    Google AdSense Host APIThis service allows you to sign up for or associate a Google AdSense account with HubPages, so that you can earn money from ads on your articles. No data is shared unless you engage with this feature. (Privacy Policy)
    Google YouTubeSome articles have YouTube videos embedded in them. (Privacy Policy)
    VimeoSome articles have Vimeo videos embedded in them. (Privacy Policy)
    PaypalThis is used for a registered author who enrolls in the HubPages Earnings program and requests to be paid via PayPal. No data is shared with Paypal unless you engage with this feature. (Privacy Policy)
    Facebook LoginYou can use this to streamline signing up for, or signing in to your Hubpages account.

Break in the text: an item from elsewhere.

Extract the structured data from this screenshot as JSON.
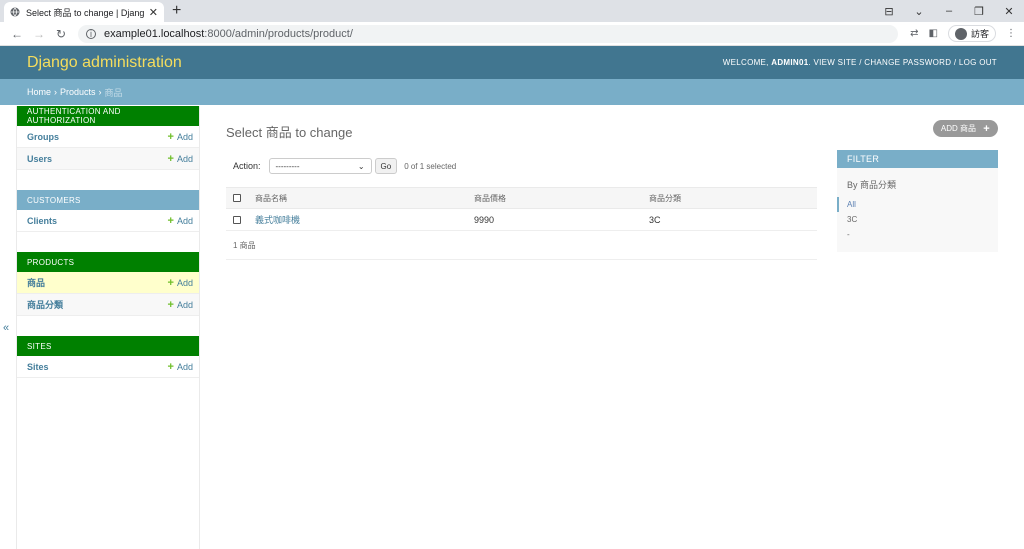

No data is shared with Facebook unless you engage with this feature. (Privacy Policy)
    MavenThis supports the Maven widget and search functionality. (Privacy Policy)

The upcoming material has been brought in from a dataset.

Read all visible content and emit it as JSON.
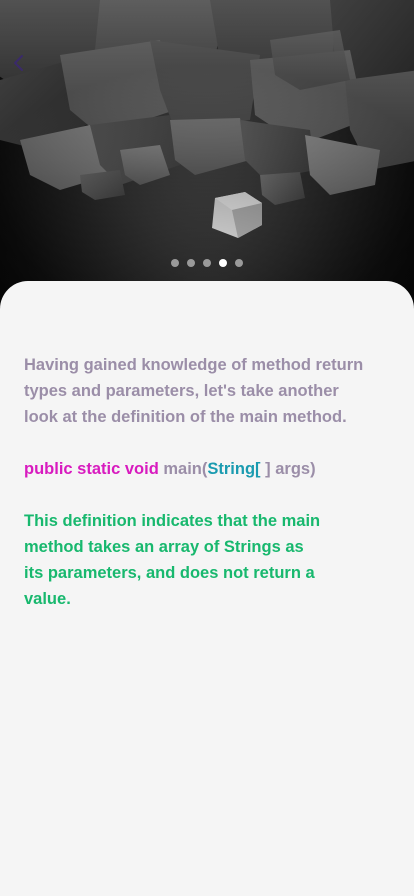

    Google AdSenseThis is an ad network. (Privacy Policy)
    Google DoubleClickGoogle provides ad serving technology and runs an ad network. (Privacy Policy)
    Index ExchangeThis is an ad network. (Privacy Policy)
    SovrnThis is an ad network. (Privacy Policy)
    Facebook AdsThis is an ad network. (Privacy Policy)
    Amazon Unified Ad MarketplaceThis is an ad network. (Privacy Policy)
    AppNexusThis is an ad network. (Privacy Policy)
    OpenxThis is an ad network. (Privacy Policy)
    Rubicon ProjectThis is an ad network. (Privacy Policy)
    TripleLiftThis is an ad network. (Privacy Policy)
    Say MediaWe partner with Say Media to deliver ad campaigns on our sites. (Privacy Policy)
    Remarketing PixelsWe may use remarketing pixels from advertising networks such as Google AdWords, Bing Ads, and Facebook in order to advertise the HubPages Service to people that have visited our sites.
    Conversion Tracking PixelsWe may use conversion tracking pixels from advertising networks such as Google AdWords, Bing Ads, and Facebook in order to identify when an advertisement has successfully resulted in the desired action, such as signing up for the HubPages Service or publishing an article on the HubPages Service.
    Author Google AnalyticsThis is used to provide traffic data and reports to the authors of articles on the HubPages Service. (Privacy Policy)
    ComscoreComScore is a media measurement and analytics company providing marketing data and analytics to enterprises, media and advertising agencies, and publishers. Non-consent will result in ComScore only processing obfuscated personal data. (Privacy Policy)
    Amazon Tracking PixelSome articles display amazon products as part of the Amazon Affiliate program, this pixel provides traffic statistics for those products (Privacy Policy)